* **AVAILABLE RECORDS**:
....

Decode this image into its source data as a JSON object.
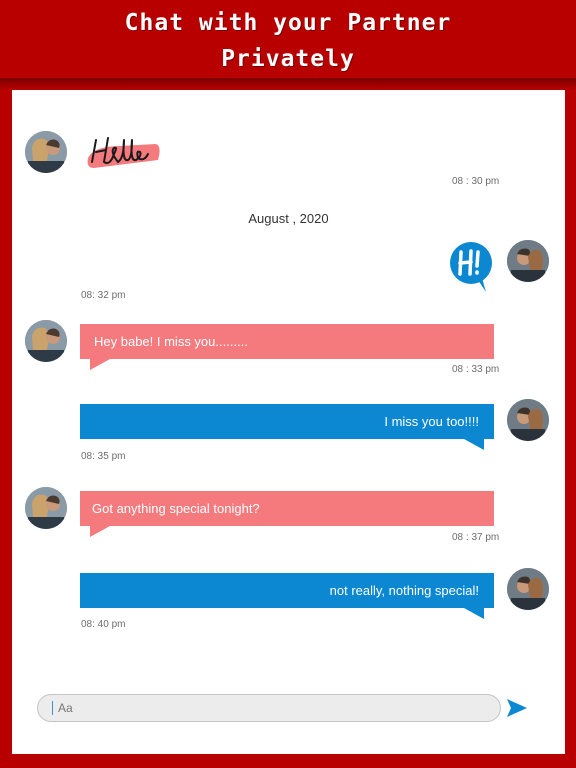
{
  "banner": {
    "line1": "Chat with your Partner",
    "line2": "Privately"
  },
  "colors": {
    "frame": "#b80000",
    "incoming_bubble": "#f57a7e",
    "outgoing_bubble": "#0b88d1",
    "send_icon": "#0b88d1"
  },
  "chat": {
    "date_separator": "August , 2020",
    "messages": [
      {
        "sender": "partner",
        "type": "sticker",
        "sticker": "hello-sticker",
        "text": "Hello",
        "time": "08 : 30 pm"
      },
      {
        "sender": "me",
        "type": "sticker",
        "sticker": "hi-speech-bubble-sticker",
        "text": "Hi",
        "time": "08: 32 pm"
      },
      {
        "sender": "partner",
        "type": "text",
        "text": "Hey babe! I miss you.........",
        "time": "08 : 33 pm"
      },
      {
        "sender": "me",
        "type": "text",
        "text": "I miss you too!!!!",
        "time": "08: 35 pm"
      },
      {
        "sender": "partner",
        "type": "text",
        "text": "Got anything special tonight?",
        "time": "08 : 37 pm"
      },
      {
        "sender": "me",
        "type": "text",
        "text": "not really, nothing special!",
        "time": "08: 40 pm"
      }
    ]
  },
  "composer": {
    "placeholder": "Aa",
    "send_icon": "send-icon"
  }
}
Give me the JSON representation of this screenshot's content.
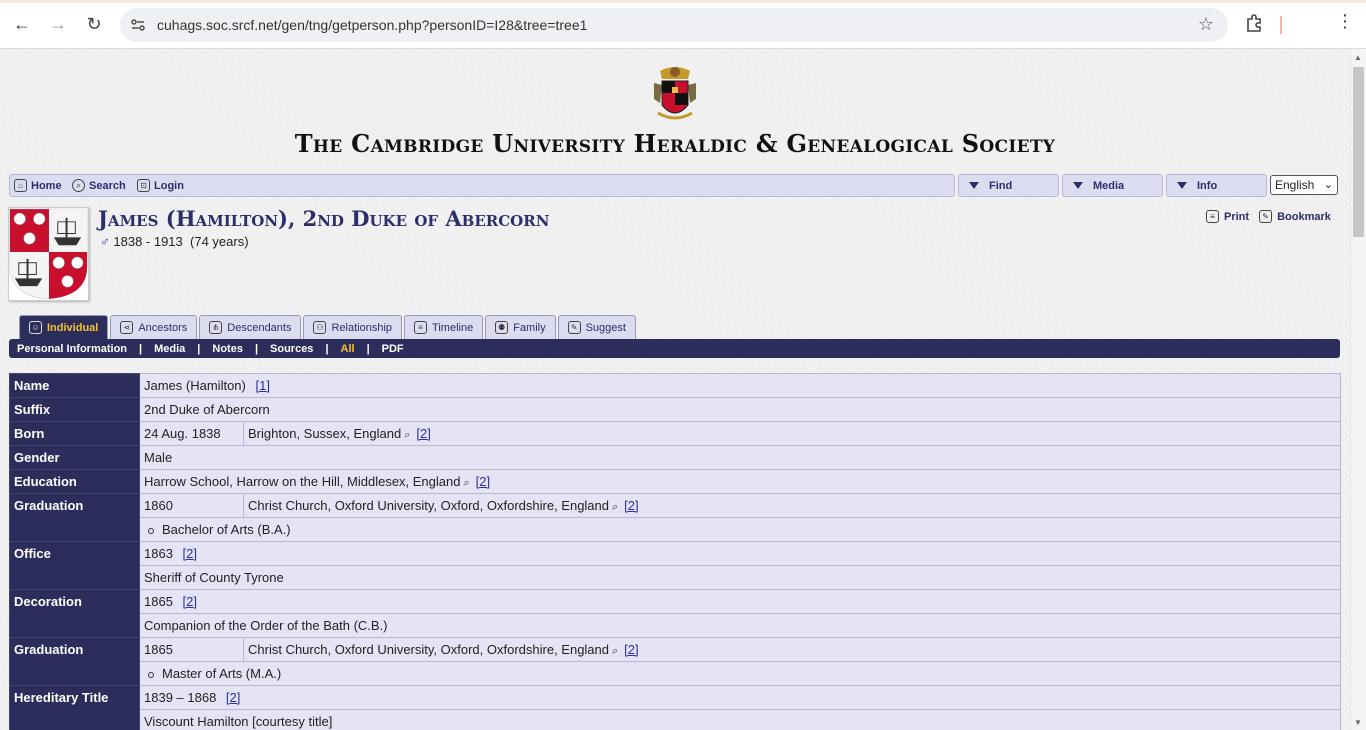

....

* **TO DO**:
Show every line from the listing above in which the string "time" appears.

* **RESPONSE TO THE TASK**:
        "time": "08 : 30 pm"
        "time": "08: 32 pm"
        "time": "08 : 33 pm"
        "time": "08: 35 pm"
        "time": "08 : 37 pm"
        "time": "08: 40 pm"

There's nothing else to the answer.